LI pols mixed on Obama tax cut compromiseNewsday
December 8, 2010
WASHINGTON - President Barack Obama struggled Tuesday to prevent wholesale defections by fellow Democrats that could sink the tax deal he worked out with Republicans - angry opposition that could subject millions of Americans to a big holiday-season tax increase.
Many GOP lawmakers seemed ready to embrace the Obama-GOP compromise and declare victory.
The question was whether enough Democrats would join them in support, especially in the House, where liberal resentment of the president's concessions on tax breaks for the wealthiest runs strong.
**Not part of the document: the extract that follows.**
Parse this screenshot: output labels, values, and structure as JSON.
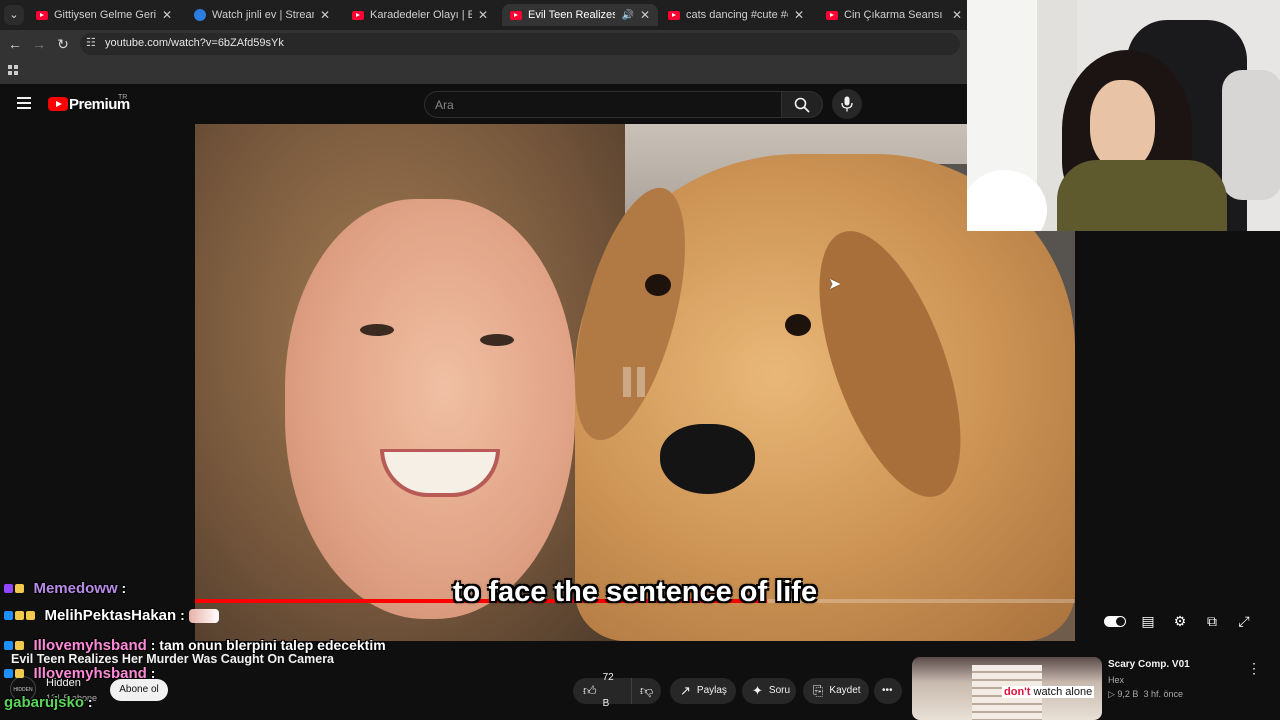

Obama went on national TV with a ringing defense of his compromise, declaring it the necessary price for heading off a tax increase that neither taxpayers nor the weak economy could stand and for gaining more months of unemployment payments for millions of jobless workers.
The plan would extend unemployment benefits for millions of people, and reduce Social Security payroll taxes for a year. Workers would pay a 4.2 percent tax rate instead of 6.2 percent.
Among Long Island House members contacted Tuesday, only Rep. Peter King (R-Seaford) expressed support for the compromise. The Democratic members remained noncommital.